GDF SUEZ is committed to supplying the growing energy demands of the countries and people in the Latin American continent. This commitment also concerns, where it is possible, the generation of this energy based on clean energy resources that avoid GHG emissions. Such projects are being developed in Brasil, Costa Rica, Peru, Chile and Panama, but we have decided to focus on two projects that we could actually visit.
In Lages (south of Brazil) GDF SUEZ built a biomass power plant that utilizes the waste of the regional wood industry. Before the project was built, the wood waste was simply dumped into landfills and its decomposition and moldering generated methane, a strong GHG. Now with the project not only the methane emissions are stopped, but also the residues are converted into renewable energy. This is an ideal example to show how an environmental problem can be converted into a contribution for sustainable development.

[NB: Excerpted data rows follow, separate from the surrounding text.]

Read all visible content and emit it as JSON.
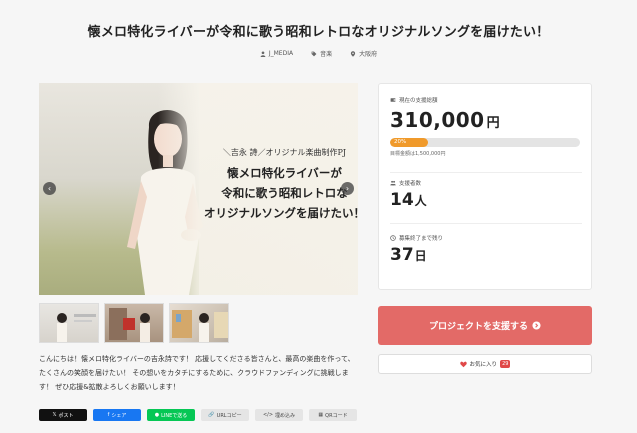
{
  "project": {
    "title": "懐メロ特化ライバーが令和に歌う昭和レトロなオリジナルソングを届けたい！",
    "meta": [
      {
        "icon": "user-icon",
        "text": "J_MEDIA"
      },
      {
        "icon": "tag-icon",
        "text": "音楽"
      },
      {
        "icon": "location-icon",
        "text": "大阪府"
      }
    ]
  },
  "hero": {
    "caption_sub": "＼吉永 詩／オリジナル楽曲制作PJ",
    "caption_lines": [
      "懐メロ特化ライバーが",
      "令和に歌う昭和レトロな",
      "オリジナルソングを届けたい！"
    ],
    "prev_arrow": "‹",
    "next_arrow": "›"
  },
  "description": "こんにちは！懐メロ特化ライバーの吉永詩です！ 応援してくださる皆さんと、最高の楽曲を作って、たくさんの笑顔を届けたい！ その想いをカタチにするために、クラウドファンディングに挑戦します！ ぜひ応援&拡散よろしくお願いします！",
  "share": [
    {
      "name": "x-post",
      "label": "ポスト",
      "icon": "𝕏"
    },
    {
      "name": "facebook-share",
      "label": "シェア",
      "icon": "f"
    },
    {
      "name": "line-send",
      "label": "LINEで送る",
      "icon": "●"
    },
    {
      "name": "url-copy",
      "label": "URLコピー",
      "icon": "🔗"
    },
    {
      "name": "embed",
      "label": "埋め込み",
      "icon": "</>"
    },
    {
      "name": "qr-code",
      "label": "QRコード",
      "icon": "▦"
    }
  ],
  "stats": {
    "total_label": "現在の支援総額",
    "total_amount": "310,000",
    "total_unit": "円",
    "progress_percent": 20,
    "progress_label": "20%",
    "goal_text": "目標金額は1,500,000円",
    "supporters_label": "支援者数",
    "supporters_value": "14",
    "supporters_unit": "人",
    "remaining_label": "募集終了まで残り",
    "remaining_value": "37",
    "remaining_unit": "日"
  },
  "actions": {
    "support_label": "プロジェクトを支援する",
    "favorite_label": "お気に入り",
    "favorite_count": "29"
  },
  "colors": {
    "support_button": "#e36a67",
    "progress_fill": "#f09a2b",
    "favorite_badge": "#e04848"
  }
}
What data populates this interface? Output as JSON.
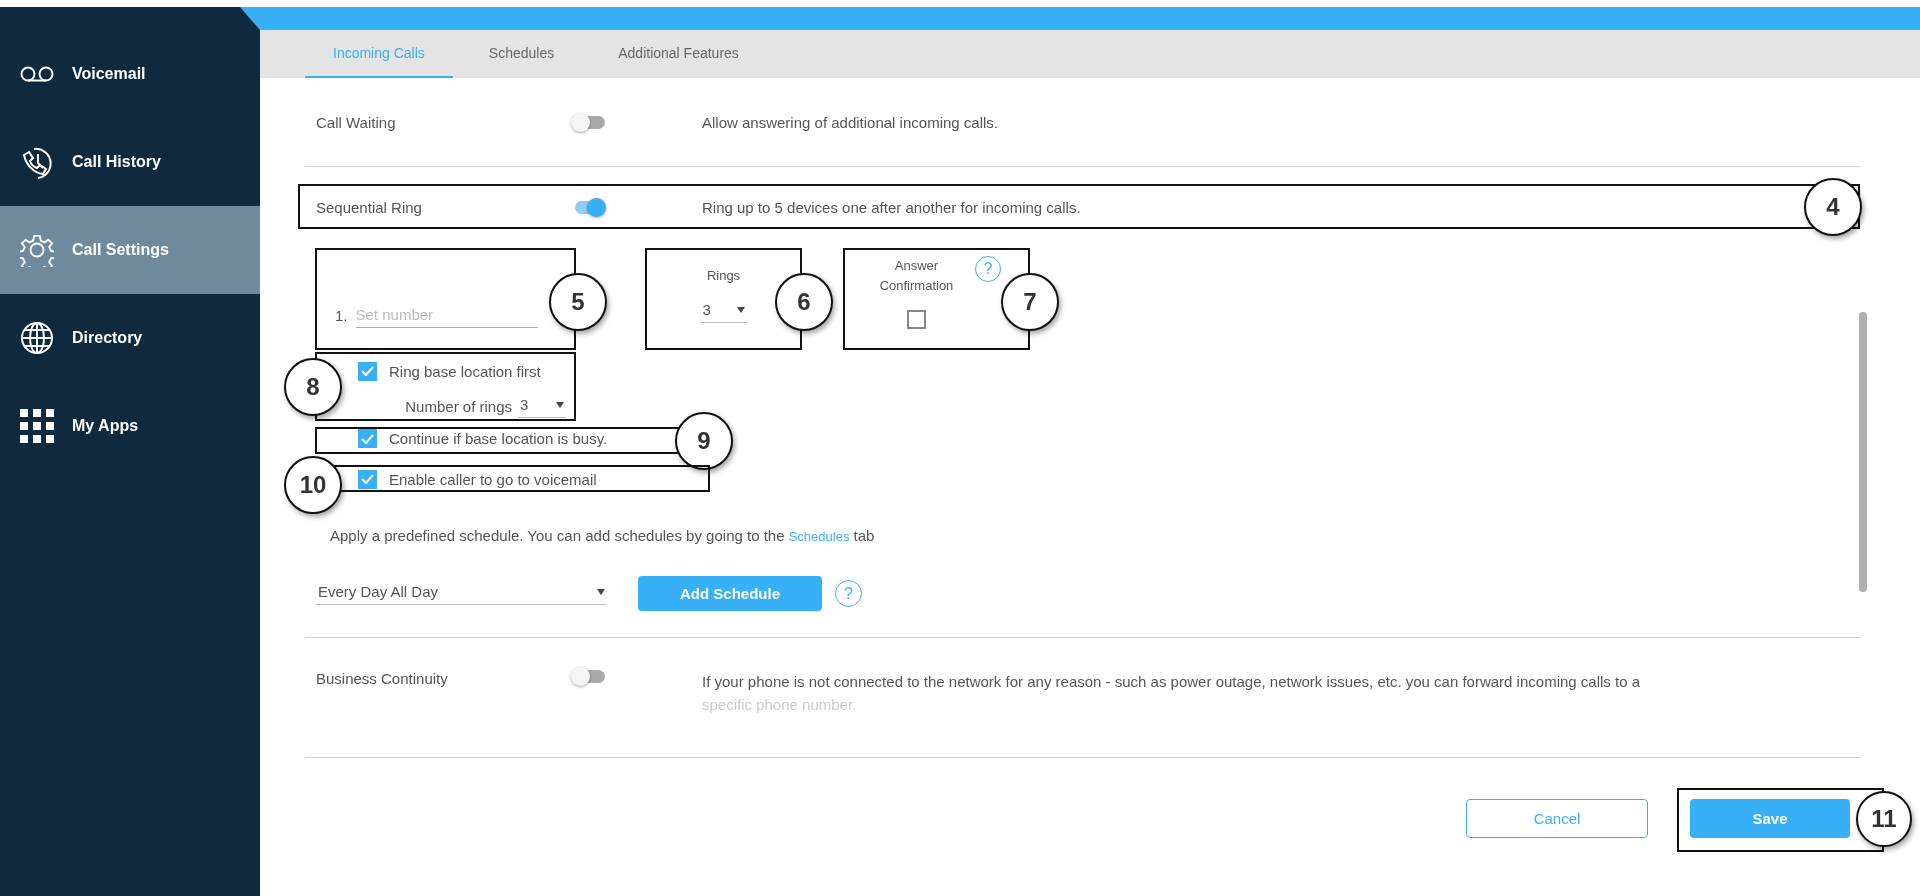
{
  "sidebar": {
    "items": [
      {
        "label": "Voicemail",
        "selected": false
      },
      {
        "label": "Call History",
        "selected": false
      },
      {
        "label": "Call Settings",
        "selected": true
      },
      {
        "label": "Directory",
        "selected": false
      },
      {
        "label": "My Apps",
        "selected": false
      }
    ]
  },
  "tabs": [
    {
      "label": "Incoming Calls",
      "selected": true
    },
    {
      "label": "Schedules",
      "selected": false
    },
    {
      "label": "Additional Features",
      "selected": false
    }
  ],
  "call_waiting": {
    "label": "Call Waiting",
    "on": false,
    "description": "Allow answering of additional incoming calls."
  },
  "sequential_ring": {
    "label": "Sequential Ring",
    "on": true,
    "description": "Ring up to 5 devices one after another for incoming calls.",
    "number_index": "1.",
    "number_placeholder": "Set number",
    "rings_label": "Rings",
    "rings_value": "3",
    "answer_label": "Answer Confirmation",
    "answer_help": "?",
    "answer_checked": false,
    "ring_base": {
      "label": "Ring base location first",
      "checked": true,
      "rings_label": "Number of rings",
      "rings_value": "3"
    },
    "continue_busy": {
      "label": "Continue if base location is busy.",
      "checked": true
    },
    "voicemail": {
      "label": "Enable caller to go to voicemail",
      "checked": true
    },
    "schedule_text": "Apply a predefined schedule. You can add schedules by going to the",
    "schedule_link": "Schedules",
    "schedule_text_end": "tab",
    "schedule_value": "Every Day All Day",
    "add_schedule": "Add Schedule",
    "schedule_help": "?"
  },
  "business_continuity": {
    "label": "Business Continuity",
    "on": false,
    "description": "If your phone is not connected to the network for any reason - such as power outage, network issues, etc. you can forward incoming calls to a",
    "description_faded": "specific phone number."
  },
  "buttons": {
    "cancel": "Cancel",
    "save": "Save"
  },
  "callouts": [
    "4",
    "5",
    "6",
    "7",
    "8",
    "9",
    "10",
    "11"
  ]
}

The project was the first of its kind to obtain carbon credits in Brazil and recently it even won the second position in the United Nations photo contest: http://cdm.unfccc.int/contest/10/winpc10.html. The photo shows how the ash generated by the Power Plant is used as fertilizer to grow vegetables in an educational program to teach children about the life cycle of plants.

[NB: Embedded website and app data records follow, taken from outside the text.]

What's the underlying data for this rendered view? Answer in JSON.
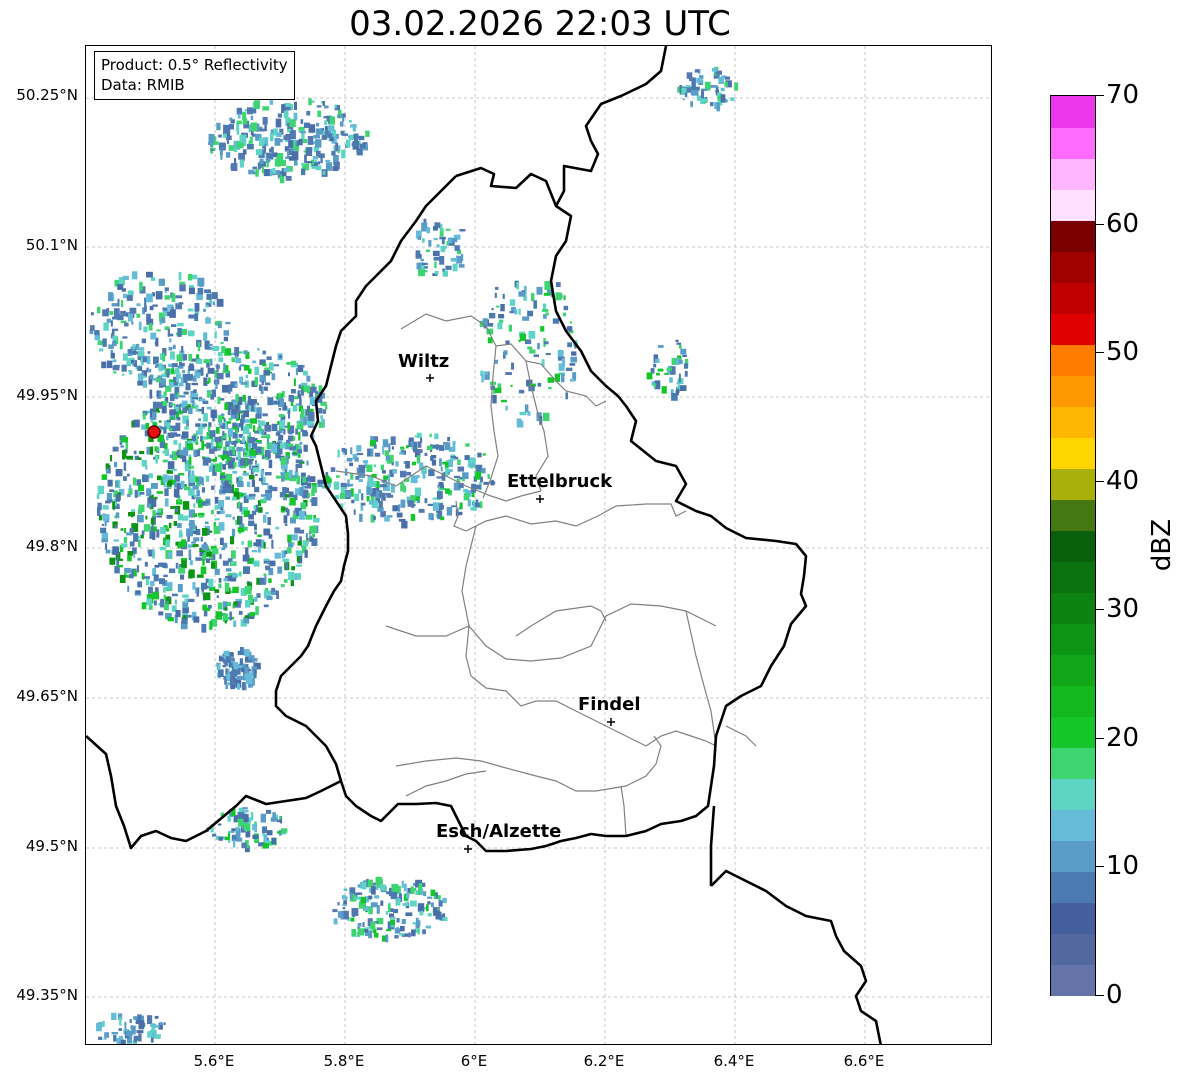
{
  "title": "03.02.2026 22:03 UTC",
  "product_box": {
    "product": "Product: 0.5° Reflectivity",
    "data": "Data: RMIB"
  },
  "latitude_labels": [
    "50.25°N",
    "50.1°N",
    "49.95°N",
    "49.8°N",
    "49.65°N",
    "49.5°N",
    "49.35°N"
  ],
  "longitude_labels": [
    "5.6°E",
    "5.8°E",
    "6°E",
    "6.2°E",
    "6.4°E",
    "6.6°E"
  ],
  "cities": [
    {
      "name": "Wiltz"
    },
    {
      "name": "Ettelbruck"
    },
    {
      "name": "Findel"
    },
    {
      "name": "Esch/Alzette"
    }
  ],
  "colorbar": {
    "label": "dBZ",
    "ticks": [
      "0",
      "10",
      "20",
      "30",
      "40",
      "50",
      "60",
      "70"
    ],
    "min": 0,
    "max": 70,
    "colors": [
      "#6473a8",
      "#5468a0",
      "#445e9e",
      "#4a7ab0",
      "#5a9cc8",
      "#65bcd8",
      "#5ed4c4",
      "#3ed470",
      "#14c62a",
      "#12b81e",
      "#10a618",
      "#0e9414",
      "#0c8210",
      "#0a720e",
      "#08600c",
      "#447810",
      "#aab00a",
      "#ffd500",
      "#ffb600",
      "#ff9800",
      "#ff7c00",
      "#e00000",
      "#c00000",
      "#a00000",
      "#7a0000",
      "#ffe1ff",
      "#ffb6ff",
      "#ff6aff",
      "#ec36ec"
    ]
  },
  "radar_marker_color": "#e01010"
}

In the North of Chile, municipality of Ovalle, GDF SUEZ has developed the Monte Redondo Wind Farm with a generation capacity of 38 MW as part of its strategy to expand non conventional renewable energy’s generation capacities. In fact the project is the second Wind Farm to start operation in Chile. The plant was inaugurated in December 2009 and has already obtained a positive validation report according to the CDM. The project is very important to increase the participation of renewable energy in Chile and to improve the infrastructure and technical capabilities for the development of further wind parks. In the meantime, the project was already extended by another 10 MW and now is capable to generate clean energy for about 74 thousand households.

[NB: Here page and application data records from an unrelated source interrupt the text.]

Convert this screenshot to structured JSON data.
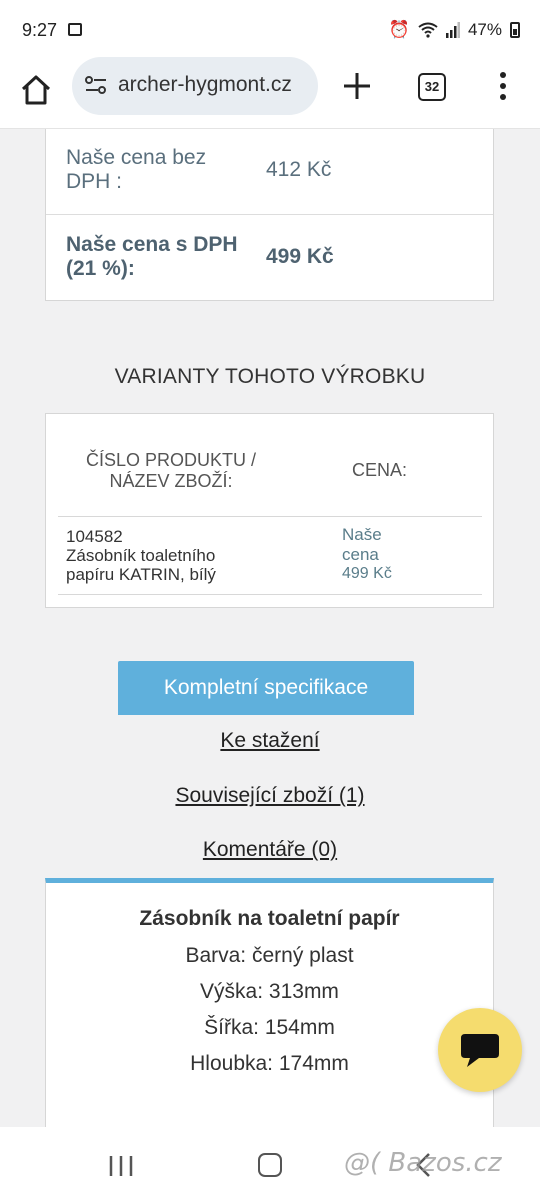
{
  "status_bar": {
    "time": "9:27",
    "battery": "47%"
  },
  "browser": {
    "url": "archer-hygmont.cz",
    "tab_count": "32"
  },
  "prices": [
    {
      "label": "Naše cena bez DPH :",
      "value": "412 Kč"
    },
    {
      "label": "Naše cena s DPH (21 %):",
      "value": "499 Kč"
    }
  ],
  "variants": {
    "title": "VARIANTY TOHOTO VÝROBKU",
    "header_product": "ČÍSLO PRODUKTU / NÁZEV ZBOŽÍ:",
    "header_price": "CENA:",
    "rows": [
      {
        "code": "104582",
        "name": "Zásobník toaletního papíru KATRIN, bílý",
        "price_label": "Naše cena",
        "price": "499 Kč"
      }
    ]
  },
  "actions": {
    "spec_button": "Kompletní specifikace",
    "downloads": "Ke stažení",
    "related": "Související zboží (1)",
    "comments": "Komentáře (0)"
  },
  "description": {
    "title": "Zásobník na toaletní papír",
    "lines": [
      "Barva: černý plast",
      "Výška: 313mm",
      "Šířka: 154mm",
      "Hloubka: 174mm"
    ]
  },
  "watermark": "@( Bazos.cz",
  "colors": {
    "accent": "#5fb0dc",
    "chat_button": "#f5dc6e",
    "price_text": "#5a6f7d"
  }
}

Here is the video we published after our visit of the wind farm :
For further information about the project you may also visit: http://www.eolicamonteredondo.cl/
A very long process
As mentioned in the previous article, it is very important that all emission reductions generated are material and verifiable. To assure this important objective, the process to obtain carbon credits is very long because you have to prove to the CDM Executive Board, which has been established by the United Nations Framework Convention On Climate Change (UNFCCC) that your project fulfills all the required conditions. Though this is important, the process is also very complicated and it can take two years or more to obtain registration status. To have an idea of all the administrative parts, just have a quick look at this link that gathers the Lages Methane Avoidance Project documents. http://cdm.unfccc.int/Projects/DB/DNV-CUK1140180495.84
We would like to conclude by thanking Philipp Hauser for having given to us a part of his time in order to introduce the world of carbon credits. We wish him and his team a lot of success!